Archaeologists tried to explain that there was no way to scientifically establish that the bones in the apse belonged to Levski. A conference on this issue was held in 1988. Typically for Bulgaria and the Balkans, someone had mislaid the bones: the skeleton in question could not be found in the vaults of the Museum of Archaeology. DNA analysis was thus rendered impossible, even though Levski's hair has been preserved and he had some distant living relatives. Today those who support the theory that Levski was buried in St Petka Samardzhiiska Church believe that the archaeologists knew whose bones they had found, but destroyed them on the orders of the Communist Party. The Communists did not want a place of pilgrimage mere metres away from the huge statue of Lenin, which used to stand in front of what is now Unicredit Bulbank.
Levski has his place on the Internet, too. There are several websites dedicated to him and a lengthy Wikipedia article. His name often pops up in online discussions on topics covering anything from national politics to minority issues. Levski is freely quoted by both ultra-nationalists and liberals.
Levski has even become a central figure for the "news" created and distributed by a blog for made-up stories, called neverojatno.wordpress.com. In November 2008 the site published the "last letter" of Levski, "written" before his hanging and full of advice to his fellow Bulgarians. It combined genuine Levski phrases like the well known "We are within time and time is within us, it changes us and we change it" with fabrications like "For those who under the veil of patriotism create laws but don't obey them and use them to get rich, the punishment is death, death and death again." It struck a chord. People glorified the genius who had predicted the evils of the new Bulgarian politics in the 21st Century and blamed themselves for being unable to meet the high moral standards that Levski had set.
There are still people who believe that the letter is authentic.

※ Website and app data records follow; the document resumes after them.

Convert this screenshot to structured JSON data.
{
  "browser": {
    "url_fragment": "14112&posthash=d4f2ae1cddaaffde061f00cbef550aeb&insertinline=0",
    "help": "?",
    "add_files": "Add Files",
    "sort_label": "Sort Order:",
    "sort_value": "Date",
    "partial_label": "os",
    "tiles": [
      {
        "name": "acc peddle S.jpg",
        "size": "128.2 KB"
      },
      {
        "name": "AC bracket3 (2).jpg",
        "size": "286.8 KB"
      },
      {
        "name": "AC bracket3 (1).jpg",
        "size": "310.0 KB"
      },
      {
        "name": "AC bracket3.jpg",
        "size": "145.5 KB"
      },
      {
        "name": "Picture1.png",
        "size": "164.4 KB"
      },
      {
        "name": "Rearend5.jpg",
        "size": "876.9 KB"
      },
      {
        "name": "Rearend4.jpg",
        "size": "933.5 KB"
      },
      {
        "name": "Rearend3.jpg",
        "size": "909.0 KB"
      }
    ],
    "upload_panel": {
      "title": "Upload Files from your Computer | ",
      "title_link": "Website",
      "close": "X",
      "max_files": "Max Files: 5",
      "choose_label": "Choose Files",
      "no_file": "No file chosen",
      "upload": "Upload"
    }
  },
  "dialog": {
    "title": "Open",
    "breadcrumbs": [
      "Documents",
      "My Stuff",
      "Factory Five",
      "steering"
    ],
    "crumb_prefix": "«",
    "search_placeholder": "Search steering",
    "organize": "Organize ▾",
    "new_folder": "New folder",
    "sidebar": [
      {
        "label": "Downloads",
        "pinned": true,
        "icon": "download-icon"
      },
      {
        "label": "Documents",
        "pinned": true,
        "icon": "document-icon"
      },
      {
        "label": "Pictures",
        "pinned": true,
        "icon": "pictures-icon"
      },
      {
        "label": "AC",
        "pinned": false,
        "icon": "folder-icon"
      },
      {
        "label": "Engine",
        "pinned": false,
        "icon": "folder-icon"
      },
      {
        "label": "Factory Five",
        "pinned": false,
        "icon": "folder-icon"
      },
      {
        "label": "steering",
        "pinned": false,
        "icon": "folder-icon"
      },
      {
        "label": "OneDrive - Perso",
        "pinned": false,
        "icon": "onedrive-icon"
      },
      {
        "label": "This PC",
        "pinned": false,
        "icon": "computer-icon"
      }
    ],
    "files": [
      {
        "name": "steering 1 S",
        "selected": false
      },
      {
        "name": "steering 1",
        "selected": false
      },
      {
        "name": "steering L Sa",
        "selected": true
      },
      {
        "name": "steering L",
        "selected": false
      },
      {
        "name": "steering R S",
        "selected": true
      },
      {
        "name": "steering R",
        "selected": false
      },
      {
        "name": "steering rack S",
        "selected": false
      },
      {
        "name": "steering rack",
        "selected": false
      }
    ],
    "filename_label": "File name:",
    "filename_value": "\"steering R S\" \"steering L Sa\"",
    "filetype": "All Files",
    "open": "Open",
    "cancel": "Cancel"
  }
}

In March 2011 the blog "leaked" another ground-breaking "news item." It "quoted" the current American Ambassador to Bulgaria, James Warlick, as suggesting that the Bulgarian parliament should remove mention of Levski from history textbooks because of his "terrorist activities" and "anti-democratic attitudes," contradicting NATO's military intervention in Libya. Putting words into the ambassador’s mouth, the author of the letter even gave advice about the easiest way to make the Bulgarians forget about Levski. "Let the lessons concentrate on biographical details, leaving his ideas out. Pay more attention to details of little significance, like that of his betrayal, or where he was buried, and omit every mention of his letters altogether," the anonymous owner of the site wrote.
Predictably, all hell broke loose in the comments section and elsewhere on the Internet. Obviously many people took it as genuine. Few of the commentators seemed to realise that the "proposed" measures had, in fact, been implemented by several Bulgarian governments, presidents, prime ministers and even Volen Siderov a long time before.